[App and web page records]
■ ■ ■ ■
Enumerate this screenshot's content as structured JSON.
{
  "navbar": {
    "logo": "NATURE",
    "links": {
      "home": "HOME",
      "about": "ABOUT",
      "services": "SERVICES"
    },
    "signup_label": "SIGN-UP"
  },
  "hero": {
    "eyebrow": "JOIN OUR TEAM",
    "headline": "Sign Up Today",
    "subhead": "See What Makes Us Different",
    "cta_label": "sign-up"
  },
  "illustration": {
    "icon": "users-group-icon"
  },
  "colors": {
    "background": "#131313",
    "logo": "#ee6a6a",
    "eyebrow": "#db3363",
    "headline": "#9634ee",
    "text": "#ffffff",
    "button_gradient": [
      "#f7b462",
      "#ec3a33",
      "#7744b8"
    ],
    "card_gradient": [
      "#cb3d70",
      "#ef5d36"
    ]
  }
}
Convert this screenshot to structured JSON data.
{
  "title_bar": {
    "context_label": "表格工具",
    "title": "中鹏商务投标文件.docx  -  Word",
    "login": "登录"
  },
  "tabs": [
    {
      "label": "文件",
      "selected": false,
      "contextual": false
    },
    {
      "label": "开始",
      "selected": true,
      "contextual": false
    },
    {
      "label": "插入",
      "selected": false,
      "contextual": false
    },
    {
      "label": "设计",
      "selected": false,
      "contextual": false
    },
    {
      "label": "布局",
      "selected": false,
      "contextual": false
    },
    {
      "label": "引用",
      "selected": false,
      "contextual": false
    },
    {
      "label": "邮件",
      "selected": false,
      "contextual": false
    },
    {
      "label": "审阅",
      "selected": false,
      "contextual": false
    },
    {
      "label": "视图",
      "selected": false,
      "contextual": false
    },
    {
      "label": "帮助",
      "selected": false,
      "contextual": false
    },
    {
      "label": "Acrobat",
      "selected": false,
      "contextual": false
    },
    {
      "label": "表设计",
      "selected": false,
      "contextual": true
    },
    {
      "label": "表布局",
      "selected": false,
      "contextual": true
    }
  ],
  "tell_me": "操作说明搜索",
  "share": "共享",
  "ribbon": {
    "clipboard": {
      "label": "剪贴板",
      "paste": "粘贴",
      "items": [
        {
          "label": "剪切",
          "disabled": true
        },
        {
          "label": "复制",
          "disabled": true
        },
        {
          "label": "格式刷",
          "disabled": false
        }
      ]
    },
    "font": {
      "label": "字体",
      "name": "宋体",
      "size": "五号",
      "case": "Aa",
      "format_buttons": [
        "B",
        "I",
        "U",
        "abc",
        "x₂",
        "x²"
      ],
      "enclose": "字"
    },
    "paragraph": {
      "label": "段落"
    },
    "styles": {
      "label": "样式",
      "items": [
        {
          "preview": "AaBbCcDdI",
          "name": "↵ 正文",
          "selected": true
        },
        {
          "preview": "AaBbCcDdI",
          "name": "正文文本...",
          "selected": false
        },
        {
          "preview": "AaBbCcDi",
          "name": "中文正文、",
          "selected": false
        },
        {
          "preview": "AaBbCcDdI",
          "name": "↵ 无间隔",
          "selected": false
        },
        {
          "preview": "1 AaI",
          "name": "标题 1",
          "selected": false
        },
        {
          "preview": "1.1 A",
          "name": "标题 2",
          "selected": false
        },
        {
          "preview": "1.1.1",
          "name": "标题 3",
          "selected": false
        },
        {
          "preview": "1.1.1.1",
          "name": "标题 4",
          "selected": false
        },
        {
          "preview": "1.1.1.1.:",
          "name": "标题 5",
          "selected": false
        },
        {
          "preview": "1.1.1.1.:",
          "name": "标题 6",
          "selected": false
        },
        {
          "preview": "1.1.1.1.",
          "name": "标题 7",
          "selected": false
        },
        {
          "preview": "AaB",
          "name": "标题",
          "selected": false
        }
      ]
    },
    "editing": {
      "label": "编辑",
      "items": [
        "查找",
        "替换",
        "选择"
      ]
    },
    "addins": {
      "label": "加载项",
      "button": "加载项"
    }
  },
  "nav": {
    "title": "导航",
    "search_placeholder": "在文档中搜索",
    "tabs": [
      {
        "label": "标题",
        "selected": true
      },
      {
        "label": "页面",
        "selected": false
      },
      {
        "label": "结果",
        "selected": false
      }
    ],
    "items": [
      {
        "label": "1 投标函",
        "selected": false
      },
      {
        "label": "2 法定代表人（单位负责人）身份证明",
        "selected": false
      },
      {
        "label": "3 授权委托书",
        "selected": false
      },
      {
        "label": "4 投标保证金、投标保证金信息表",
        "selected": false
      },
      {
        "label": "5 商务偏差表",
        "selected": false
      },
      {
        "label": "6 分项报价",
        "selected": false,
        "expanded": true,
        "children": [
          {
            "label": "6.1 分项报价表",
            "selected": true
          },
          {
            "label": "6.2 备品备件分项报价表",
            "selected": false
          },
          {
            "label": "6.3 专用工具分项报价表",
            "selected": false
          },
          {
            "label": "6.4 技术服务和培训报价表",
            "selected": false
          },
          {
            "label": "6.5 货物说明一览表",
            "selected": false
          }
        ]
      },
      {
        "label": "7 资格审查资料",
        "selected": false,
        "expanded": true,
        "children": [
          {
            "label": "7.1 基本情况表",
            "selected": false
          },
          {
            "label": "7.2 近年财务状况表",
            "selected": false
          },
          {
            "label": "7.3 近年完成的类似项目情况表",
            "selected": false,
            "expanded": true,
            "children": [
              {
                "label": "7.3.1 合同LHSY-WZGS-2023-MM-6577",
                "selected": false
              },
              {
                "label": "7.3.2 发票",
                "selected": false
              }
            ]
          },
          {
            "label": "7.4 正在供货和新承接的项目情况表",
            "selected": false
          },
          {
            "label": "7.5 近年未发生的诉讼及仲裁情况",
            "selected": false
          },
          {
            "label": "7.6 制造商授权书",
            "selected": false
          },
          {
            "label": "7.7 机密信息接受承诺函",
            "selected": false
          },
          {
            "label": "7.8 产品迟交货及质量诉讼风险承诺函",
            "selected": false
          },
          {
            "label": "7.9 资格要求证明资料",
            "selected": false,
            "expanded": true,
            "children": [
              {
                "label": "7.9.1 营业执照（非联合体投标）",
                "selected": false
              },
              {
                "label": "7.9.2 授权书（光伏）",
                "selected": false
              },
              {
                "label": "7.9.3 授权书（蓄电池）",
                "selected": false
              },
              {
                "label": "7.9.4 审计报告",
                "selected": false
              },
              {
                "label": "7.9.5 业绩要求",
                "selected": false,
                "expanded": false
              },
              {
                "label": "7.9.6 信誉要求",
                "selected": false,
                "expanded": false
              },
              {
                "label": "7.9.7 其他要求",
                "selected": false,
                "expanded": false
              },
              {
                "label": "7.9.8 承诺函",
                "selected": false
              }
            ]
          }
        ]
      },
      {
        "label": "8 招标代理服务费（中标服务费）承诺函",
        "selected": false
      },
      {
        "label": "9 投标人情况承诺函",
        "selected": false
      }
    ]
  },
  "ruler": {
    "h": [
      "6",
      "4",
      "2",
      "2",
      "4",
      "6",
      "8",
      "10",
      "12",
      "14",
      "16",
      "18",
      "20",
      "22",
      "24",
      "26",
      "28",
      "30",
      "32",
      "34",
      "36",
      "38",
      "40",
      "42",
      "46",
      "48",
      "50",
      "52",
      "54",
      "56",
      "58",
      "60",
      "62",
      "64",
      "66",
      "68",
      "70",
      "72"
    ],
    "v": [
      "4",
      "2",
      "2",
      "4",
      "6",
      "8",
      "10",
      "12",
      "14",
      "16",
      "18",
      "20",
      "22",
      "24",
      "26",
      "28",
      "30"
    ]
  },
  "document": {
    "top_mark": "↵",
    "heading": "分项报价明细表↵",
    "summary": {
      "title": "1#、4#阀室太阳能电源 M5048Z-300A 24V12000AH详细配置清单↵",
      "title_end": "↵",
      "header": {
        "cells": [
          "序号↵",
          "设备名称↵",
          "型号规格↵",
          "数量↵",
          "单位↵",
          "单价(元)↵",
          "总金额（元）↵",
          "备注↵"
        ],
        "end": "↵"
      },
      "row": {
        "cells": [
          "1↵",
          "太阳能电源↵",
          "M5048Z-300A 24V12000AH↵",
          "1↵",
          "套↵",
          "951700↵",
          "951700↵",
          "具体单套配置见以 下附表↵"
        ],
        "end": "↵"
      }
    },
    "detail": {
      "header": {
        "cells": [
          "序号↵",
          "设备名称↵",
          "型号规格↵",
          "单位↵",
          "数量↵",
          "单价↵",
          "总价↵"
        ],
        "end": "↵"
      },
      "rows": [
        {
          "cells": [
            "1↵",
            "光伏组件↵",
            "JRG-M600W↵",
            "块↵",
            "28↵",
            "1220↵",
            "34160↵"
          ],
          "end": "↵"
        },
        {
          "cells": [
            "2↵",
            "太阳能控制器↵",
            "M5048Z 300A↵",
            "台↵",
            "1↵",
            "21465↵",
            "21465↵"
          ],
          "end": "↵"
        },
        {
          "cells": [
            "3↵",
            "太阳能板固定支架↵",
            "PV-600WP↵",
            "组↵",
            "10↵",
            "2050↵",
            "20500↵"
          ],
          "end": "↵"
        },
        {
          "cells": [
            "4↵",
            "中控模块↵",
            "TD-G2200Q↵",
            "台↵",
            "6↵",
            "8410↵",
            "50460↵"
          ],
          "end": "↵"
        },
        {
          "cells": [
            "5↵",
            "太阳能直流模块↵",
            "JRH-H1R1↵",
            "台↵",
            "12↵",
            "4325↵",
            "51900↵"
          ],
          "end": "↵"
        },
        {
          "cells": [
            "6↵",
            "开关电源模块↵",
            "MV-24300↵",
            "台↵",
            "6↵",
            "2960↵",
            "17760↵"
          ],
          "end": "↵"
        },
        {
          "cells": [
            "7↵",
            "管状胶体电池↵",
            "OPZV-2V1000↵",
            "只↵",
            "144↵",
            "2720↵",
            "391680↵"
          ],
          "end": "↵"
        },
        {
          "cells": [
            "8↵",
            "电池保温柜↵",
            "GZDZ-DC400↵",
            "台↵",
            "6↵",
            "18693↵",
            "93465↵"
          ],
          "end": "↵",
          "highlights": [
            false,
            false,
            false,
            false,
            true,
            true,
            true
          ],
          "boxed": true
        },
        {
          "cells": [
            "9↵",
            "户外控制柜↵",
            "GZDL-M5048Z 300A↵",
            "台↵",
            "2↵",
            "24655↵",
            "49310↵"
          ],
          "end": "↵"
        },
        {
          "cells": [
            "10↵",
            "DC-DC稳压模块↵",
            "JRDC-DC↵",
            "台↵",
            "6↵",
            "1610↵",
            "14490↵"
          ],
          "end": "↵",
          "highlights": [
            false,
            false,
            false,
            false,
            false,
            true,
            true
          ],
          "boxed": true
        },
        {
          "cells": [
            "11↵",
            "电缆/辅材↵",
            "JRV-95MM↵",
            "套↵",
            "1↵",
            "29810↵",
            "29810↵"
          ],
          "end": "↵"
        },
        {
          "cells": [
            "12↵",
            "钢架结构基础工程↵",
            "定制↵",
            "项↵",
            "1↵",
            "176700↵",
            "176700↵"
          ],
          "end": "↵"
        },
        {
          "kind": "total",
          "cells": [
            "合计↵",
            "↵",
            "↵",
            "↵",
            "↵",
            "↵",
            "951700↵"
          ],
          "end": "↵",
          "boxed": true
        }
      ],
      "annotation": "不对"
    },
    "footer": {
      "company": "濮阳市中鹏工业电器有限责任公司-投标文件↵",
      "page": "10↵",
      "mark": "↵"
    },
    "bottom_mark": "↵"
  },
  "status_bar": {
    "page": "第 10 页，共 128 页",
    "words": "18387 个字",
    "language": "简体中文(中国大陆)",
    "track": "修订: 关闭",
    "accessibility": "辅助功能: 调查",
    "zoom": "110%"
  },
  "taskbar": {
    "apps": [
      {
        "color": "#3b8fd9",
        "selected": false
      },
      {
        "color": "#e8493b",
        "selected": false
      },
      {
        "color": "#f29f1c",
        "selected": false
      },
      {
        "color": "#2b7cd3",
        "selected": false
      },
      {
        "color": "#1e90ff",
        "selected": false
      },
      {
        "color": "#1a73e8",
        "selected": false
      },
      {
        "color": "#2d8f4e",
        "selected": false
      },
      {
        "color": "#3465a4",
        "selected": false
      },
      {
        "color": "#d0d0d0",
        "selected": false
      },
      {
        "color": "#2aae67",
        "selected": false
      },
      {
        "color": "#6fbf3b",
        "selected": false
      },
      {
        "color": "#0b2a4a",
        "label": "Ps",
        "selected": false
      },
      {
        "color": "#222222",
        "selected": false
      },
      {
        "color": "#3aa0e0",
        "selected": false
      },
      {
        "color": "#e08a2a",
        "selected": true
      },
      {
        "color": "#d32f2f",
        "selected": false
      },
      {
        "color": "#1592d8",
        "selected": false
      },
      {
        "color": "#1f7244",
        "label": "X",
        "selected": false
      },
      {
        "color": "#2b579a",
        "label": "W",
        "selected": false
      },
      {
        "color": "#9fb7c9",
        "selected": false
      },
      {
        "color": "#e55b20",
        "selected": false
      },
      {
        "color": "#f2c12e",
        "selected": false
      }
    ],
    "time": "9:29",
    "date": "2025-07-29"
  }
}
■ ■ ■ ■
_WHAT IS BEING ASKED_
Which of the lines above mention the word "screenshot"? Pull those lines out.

_ANSWER FOR THIS EXERCISE_
Enumerate this screenshot's content as structured JSON.
Convert this screenshot to structured JSON data.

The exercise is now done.